Embarked 160 men
Voyage 131 days
Surgeon's Journal: yes
Elizabeth arrived 19 November 1818
Hadlow arrived 24
Master Samuel Simpson
Follow the Irish Convict Ship Trail
The Earl St. Vincent
was built at Topsham in 1800 and carried a crew of
approximately 32 men. This was the first of three
voyages of the Earl St. Vincent bringing convicts to New
South Wales, the others being in
The Earl St. Vincent was the next convict
ship to leave Ireland bound for New South Wales after
the departure of the female convict ship
in July 1818.
John Johnston kept a Medical
Journal from 22 July 1818 to 15 January 1819...........
On 22nd July 1818, 160 convicts were embarked on the
Earl St. Vincent at Cork. Their clothing was
stripped from them and they were all given new items.
There were many cases of ulcerated legs and other
diseases and the surgeon John Johnston made an
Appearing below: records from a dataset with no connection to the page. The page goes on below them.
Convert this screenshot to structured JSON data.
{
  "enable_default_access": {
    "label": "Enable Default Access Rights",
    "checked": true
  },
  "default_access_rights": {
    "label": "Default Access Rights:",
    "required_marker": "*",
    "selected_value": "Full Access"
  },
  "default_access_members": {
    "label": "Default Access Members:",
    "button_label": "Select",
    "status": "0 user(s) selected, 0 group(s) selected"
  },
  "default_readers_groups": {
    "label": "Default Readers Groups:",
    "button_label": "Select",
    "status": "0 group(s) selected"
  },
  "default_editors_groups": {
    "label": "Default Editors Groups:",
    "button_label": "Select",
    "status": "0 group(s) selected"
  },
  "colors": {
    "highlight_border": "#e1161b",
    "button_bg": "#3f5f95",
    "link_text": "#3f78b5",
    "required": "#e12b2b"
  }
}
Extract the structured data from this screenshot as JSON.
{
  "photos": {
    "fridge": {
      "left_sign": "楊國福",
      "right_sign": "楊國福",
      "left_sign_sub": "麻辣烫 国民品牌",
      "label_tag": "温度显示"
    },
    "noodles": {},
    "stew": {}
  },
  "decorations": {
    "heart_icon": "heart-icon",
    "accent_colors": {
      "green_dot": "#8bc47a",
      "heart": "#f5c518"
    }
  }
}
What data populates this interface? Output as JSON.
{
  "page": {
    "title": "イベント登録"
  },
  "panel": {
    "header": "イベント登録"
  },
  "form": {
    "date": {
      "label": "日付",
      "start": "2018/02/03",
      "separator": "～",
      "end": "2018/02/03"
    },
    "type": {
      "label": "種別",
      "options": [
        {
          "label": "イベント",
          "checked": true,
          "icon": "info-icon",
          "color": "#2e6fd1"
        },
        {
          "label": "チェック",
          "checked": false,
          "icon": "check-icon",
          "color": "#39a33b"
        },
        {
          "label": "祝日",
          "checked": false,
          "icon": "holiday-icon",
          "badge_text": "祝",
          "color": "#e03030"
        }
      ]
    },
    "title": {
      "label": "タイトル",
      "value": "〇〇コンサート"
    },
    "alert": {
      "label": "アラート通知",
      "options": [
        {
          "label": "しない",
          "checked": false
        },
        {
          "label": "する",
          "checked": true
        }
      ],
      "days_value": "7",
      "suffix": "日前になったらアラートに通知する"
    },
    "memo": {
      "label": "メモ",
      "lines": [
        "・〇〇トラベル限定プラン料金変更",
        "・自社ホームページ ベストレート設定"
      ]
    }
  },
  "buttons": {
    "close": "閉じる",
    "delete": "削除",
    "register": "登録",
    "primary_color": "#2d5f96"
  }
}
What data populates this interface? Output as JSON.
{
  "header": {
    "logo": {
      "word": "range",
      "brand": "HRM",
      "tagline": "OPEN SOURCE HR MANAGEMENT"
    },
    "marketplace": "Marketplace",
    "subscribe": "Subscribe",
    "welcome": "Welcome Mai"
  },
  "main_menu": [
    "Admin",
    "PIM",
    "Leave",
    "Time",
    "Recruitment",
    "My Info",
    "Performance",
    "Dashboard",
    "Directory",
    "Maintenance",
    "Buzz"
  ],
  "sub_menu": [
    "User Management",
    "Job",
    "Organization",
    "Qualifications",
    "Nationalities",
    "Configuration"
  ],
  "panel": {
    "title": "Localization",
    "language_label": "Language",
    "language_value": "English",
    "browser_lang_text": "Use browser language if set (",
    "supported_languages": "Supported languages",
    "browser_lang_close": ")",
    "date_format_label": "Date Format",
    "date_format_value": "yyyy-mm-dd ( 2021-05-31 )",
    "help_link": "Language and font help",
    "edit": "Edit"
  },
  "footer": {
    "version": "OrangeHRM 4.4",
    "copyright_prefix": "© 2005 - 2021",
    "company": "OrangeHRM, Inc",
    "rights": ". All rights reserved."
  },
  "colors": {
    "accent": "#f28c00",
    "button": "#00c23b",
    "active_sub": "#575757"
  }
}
application to Dr. Trevor for lint and calico and itch
ointment. The prisoners were allowed to stay on deck
until the setting of the watch.
On 6th August,
the day before they set sail, one of the convicts,
William Keating made a desperate bid for freedom when he
jumped overboard. The alarm was given and exertions made
to recover him but there seemed to be no trace of him.
They apparently made an attempt to make it out
of the harbour early on the morning of the 7th August
when they stood to sea, however returned to port because
of unfavourable conditions. On the evening of the 9th
August they got underway and it was reported that all
prisoners were present at muster.
soon became sea sick and the surgeon continued to attend
to their many ailments. They passed by Madeira on 24th
August and there was fine weather and a fresh breeze
when they passed by the Isle of St. Paul on 12 November.
On the 12th December the surgeon ordered the
removal of irons from the prisoners as they were nearing
Sydney. They had fresh breezes and fine weather up the
east coast and anchored in Sydney Cove on Wednesday 16
December 1818. All the convicts were below deck except
for the useful hands on this day. In the evening Captain
Piper came on board. Fresh provisions were issued and
the convicts washed themselves and their clothes ready
for the inspection by Colonial Secretary Mr. Campbell on
the 18th December.
They were allowed on deck
every day until sunset while anchored in the harbour.
They were issued with new clothing on the 20th December
disembarked on the 21st December. Three convicts had
died on the passage out. The remaining 157 were landed
in good health.
The youngest convicts on board
were Thomas Lennon, James Minchan and
James McManus all sixteen years of age. The indents
give the name of the convict, date and place of trial,
sentence, native place, calling, age and physical
description. There is no information in the indents as
to where the men were assigned on arrival.
Colonial Secretary's Correspondence reveals that after
the landing the prisoners were forwarded to
Parramatta by water and then by road to Windsor and
Liverpool where they were distributed amongst various
settlers. On 21st December orders were issued for
twenty-nine men to be sent to the Parramatta area,
twenty-seven men to Liverpool, and sixty-one to Windsor.
A few were assigned to specific applicants - six
of the men sent to Liverpool were put in the service of
surveyor John Oxley - Thomas Maher, Patrick Shanahan,
Michael Gilfoyle, John Moroney, Edward Kelly, and John
Callaghan. John Oxley had just returned from his
expedition to Bathurst, Liverpool Plains and Port
Macquarie the month before.
Notes & Links
HERE to find out more about prisoners/passengers of
the Earl St. Vincent who have been identified in the
Hunter Valley region
2). Daniel Delahunty who
arrived on the Earl St. Vincent was sent to Newcastle
penal settlement for a colonial crime. He was one of
eleven pirates who seized the cutter Eclipse from the
harbour in 1825. Find out more about their daring escape
Find out more about Admiral Earl St. Vincent